> [Assignment]:
Please restate the records that follow word for word, omitting any images.

> [Data to use]:
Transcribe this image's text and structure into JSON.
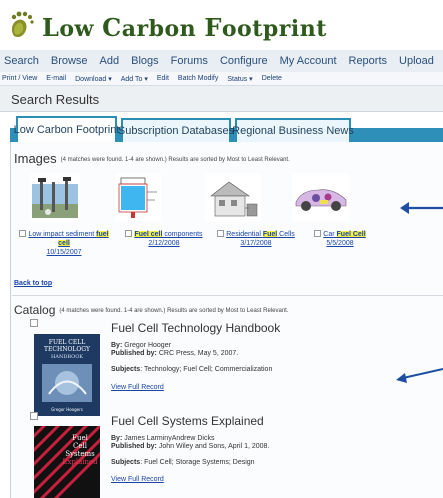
{
  "brand": {
    "name_part1": "L",
    "name_part2": "ow ",
    "name_part3": "C",
    "name_part4": "arbon ",
    "name_part5": "F",
    "name_part6": "ootprint"
  },
  "main_menu": [
    "Search",
    "Browse",
    "Add",
    "Blogs",
    "Forums",
    "Configure",
    "My Account",
    "Reports",
    "Upload"
  ],
  "sub_menu": [
    "Print / View",
    "E-mail",
    "Download ▾",
    "Add To ▾",
    "Edit",
    "Batch Modify",
    "Status ▾",
    "Delete"
  ],
  "page_title": "Search Results",
  "tabs": [
    "Low Carbon Footprint",
    "Subscription Databases",
    "Regional Business News"
  ],
  "images_section": {
    "title": "Images",
    "note": "(4 matches were found. 1-4 are shown.) Results are sorted by Most to Least Relevant.",
    "items": [
      {
        "pre": "Low impact sediment ",
        "hl": "fuel cell",
        "post": "",
        "date": "10/15/2007"
      },
      {
        "pre": "",
        "hl": "Fuel cell",
        "post": " components",
        "date": "2/12/2008"
      },
      {
        "pre": "Residential ",
        "hl": "Fuel",
        "post": " Cells",
        "date": "3/17/2008"
      },
      {
        "pre": "Car ",
        "hl": "Fuel Cell",
        "post": "",
        "date": "5/5/2008"
      }
    ]
  },
  "back_to_top": "Back to top",
  "catalog_section": {
    "title": "Catalog",
    "note": "(4 matches were found. 1-4 are shown.) Results are sorted by Most to Least Relevant."
  },
  "records": [
    {
      "title": "Fuel Cell Technology Handbook",
      "by_label": "By:",
      "by": "Gregor Hooger",
      "pub_label": "Published by:",
      "pub": "CRC Press, May 5, 2007.",
      "subj_label": "Subjects",
      "subjects": ": Technology; Fuel Cell; Commercialization",
      "link": "View Full Record",
      "cover_text": [
        "FUEL CELL",
        "TECHNOLOGY",
        "HANDBOOK",
        "Gregor Hoogers"
      ]
    },
    {
      "title": "Fuel Cell Systems Explained",
      "by_label": "By:",
      "by": "James LarminyAndrew Dicks",
      "pub_label": "Published by:",
      "pub": "John Wiley and Sons, April 1, 2008.",
      "subj_label": "Subjects",
      "subjects": ": Fuel Cell; Storage Systems; Design",
      "link": "View Full Record",
      "cover_text": [
        "Fuel",
        "Cell",
        "Systems",
        "Explained"
      ]
    }
  ],
  "colors": {
    "brand_green": "#2f5a1d",
    "tab_blue": "#2e90b8",
    "arrow_blue": "#1f4fa3",
    "highlight": "#f6f046"
  }
}
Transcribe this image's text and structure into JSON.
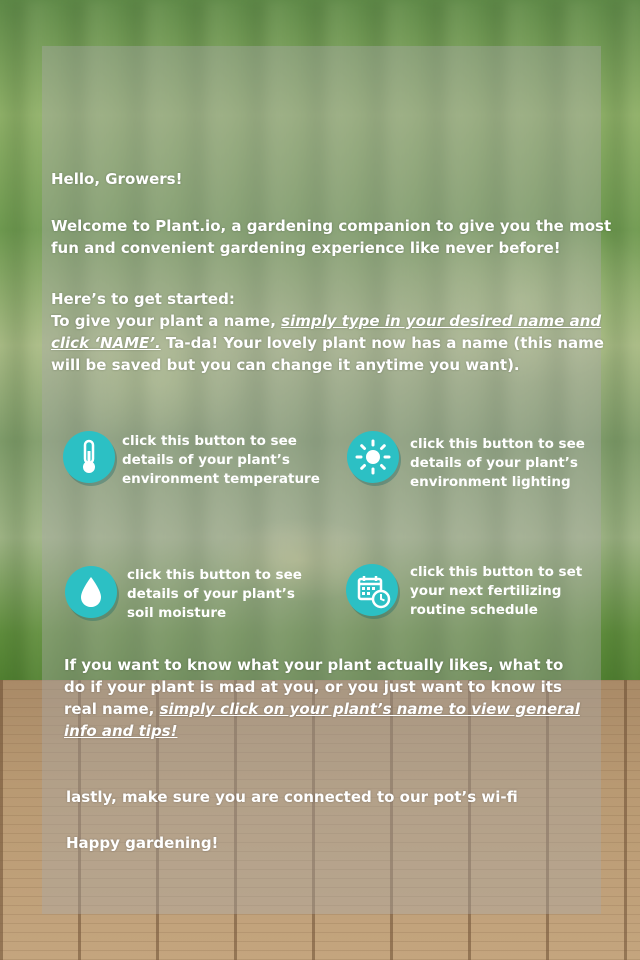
{
  "intro": {
    "greeting": "Hello, Growers!",
    "welcome_line1": "Welcome to Plant.io, a gardening companion to give you the most",
    "welcome_line2": "fun and convenient gardening experience like never before!",
    "start_heading": "Here’s to get started:",
    "start_line1_plain": "To give your plant a name, ",
    "start_line1_link": "simply type in your desired name and",
    "start_line2_link": "click ‘NAME’.",
    "start_line2_plain": " Ta-da! Your lovely plant now has a name (this name",
    "start_line3": "will be saved but you can change it anytime you want)."
  },
  "features": [
    {
      "icon": "thermometer-icon",
      "lines": [
        "click this button to see",
        "details of your plant’s",
        "environment temperature"
      ]
    },
    {
      "icon": "sun-icon",
      "lines": [
        "click this button to see",
        "details of your plant’s",
        "environment lighting"
      ]
    },
    {
      "icon": "water-drop-icon",
      "lines": [
        "click this button to see",
        "details of your plant’s",
        "soil moisture"
      ]
    },
    {
      "icon": "calendar-icon",
      "lines": [
        "click this button to set",
        "your next fertilizing",
        "routine schedule"
      ]
    }
  ],
  "info": {
    "line1": "If you want to know what your plant actually likes, what to",
    "line2": "do if your plant is mad at you, or you just want  to know its",
    "line3_plain": "real name, ",
    "line3_link": "simply click on your plant’s name to view general",
    "line4_link": "info and tips!"
  },
  "outro": {
    "wifi": "lastly, make sure you are connected to our pot’s wi-fi",
    "signoff": "Happy gardening!"
  },
  "colors": {
    "icon_bg": "#2cc0c4",
    "text": "#ffffff"
  }
}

> [Exercise output]:
Transcribe this image's text and structure into JSON.
{
  "brand": {
    "name_part1": "L",
    "name_part2": "ow ",
    "name_part3": "C",
    "name_part4": "arbon ",
    "name_part5": "F",
    "name_part6": "ootprint"
  },
  "main_menu": [
    "Search",
    "Browse",
    "Add",
    "Blogs",
    "Forums",
    "Configure",
    "My Account",
    "Reports",
    "Upload"
  ],
  "sub_menu": [
    "Print / View",
    "E-mail",
    "Download ▾",
    "Add To ▾",
    "Edit",
    "Batch Modify",
    "Status ▾",
    "Delete"
  ],
  "page_title": "Search Results",
  "tabs": [
    "Low Carbon Footprint",
    "Subscription Databases",
    "Regional Business News"
  ],
  "images_section": {
    "title": "Images",
    "note": "(4 matches were found. 1-4 are shown.) Results are sorted by Most to Least Relevant.",
    "items": [
      {
        "pre": "Low impact sediment ",
        "hl": "fuel cell",
        "post": "",
        "date": "10/15/2007"
      },
      {
        "pre": "",
        "hl": "Fuel cell",
        "post": " components",
        "date": "2/12/2008"
      },
      {
        "pre": "Residential ",
        "hl": "Fuel",
        "post": " Cells",
        "date": "3/17/2008"
      },
      {
        "pre": "Car ",
        "hl": "Fuel Cell",
        "post": "",
        "date": "5/5/2008"
      }
    ]
  },
  "back_to_top": "Back to top",
  "catalog_section": {
    "title": "Catalog",
    "note": "(4 matches were found. 1-4 are shown.) Results are sorted by Most to Least Relevant."
  },
  "records": [
    {
      "title": "Fuel Cell Technology Handbook",
      "by_label": "By:",
      "by": "Gregor Hooger",
      "pub_label": "Published by:",
      "pub": "CRC Press, May 5, 2007.",
      "subj_label": "Subjects",
      "subjects": ": Technology; Fuel Cell; Commercialization",
      "link": "View Full Record",
      "cover_text": [
        "FUEL CELL",
        "TECHNOLOGY",
        "HANDBOOK",
        "Gregor Hoogers"
      ]
    },
    {
      "title": "Fuel Cell Systems Explained",
      "by_label": "By:",
      "by": "James LarminyAndrew Dicks",
      "pub_label": "Published by:",
      "pub": "John Wiley and Sons, April 1, 2008.",
      "subj_label": "Subjects",
      "subjects": ": Fuel Cell; Storage Systems; Design",
      "link": "View Full Record",
      "cover_text": [
        "Fuel",
        "Cell",
        "Systems",
        "Explained"
      ]
    }
  ],
  "colors": {
    "brand_green": "#2f5a1d",
    "tab_blue": "#2e90b8",
    "arrow_blue": "#1f4fa3",
    "highlight": "#f6f046"
  }
}
Transcribe this image's text and structure into JSON.
{
  "intro": {
    "greeting": "Hello, Growers!",
    "welcome_line1": "Welcome to Plant.io, a gardening companion to give you the most",
    "welcome_line2": "fun and convenient gardening experience like never before!",
    "start_heading": "Here’s to get started:",
    "start_line1_plain": "To give your plant a name, ",
    "start_line1_link": "simply type in your desired name and",
    "start_line2_link": "click ‘NAME’.",
    "start_line2_plain": " Ta-da! Your lovely plant now has a name (this name",
    "start_line3": "will be saved but you can change it anytime you want)."
  },
  "features": [
    {
      "icon": "thermometer-icon",
      "lines": [
        "click this button to see",
        "details of your plant’s",
        "environment temperature"
      ]
    },
    {
      "icon": "sun-icon",
      "lines": [
        "click this button to see",
        "details of your plant’s",
        "environment lighting"
      ]
    },
    {
      "icon": "water-drop-icon",
      "lines": [
        "click this button to see",
        "details of your plant’s",
        "soil moisture"
      ]
    },
    {
      "icon": "calendar-icon",
      "lines": [
        "click this button to set",
        "your next fertilizing",
        "routine schedule"
      ]
    }
  ],
  "info": {
    "line1": "If you want to know what your plant actually likes, what to",
    "line2": "do if your plant is mad at you, or you just want  to know its",
    "line3_plain": "real name, ",
    "line3_link": "simply click on your plant’s name to view general",
    "line4_link": "info and tips!"
  },
  "outro": {
    "wifi": "lastly, make sure you are connected to our pot’s wi-fi",
    "signoff": "Happy gardening!"
  },
  "colors": {
    "icon_bg": "#2cc0c4",
    "text": "#ffffff"
  }
}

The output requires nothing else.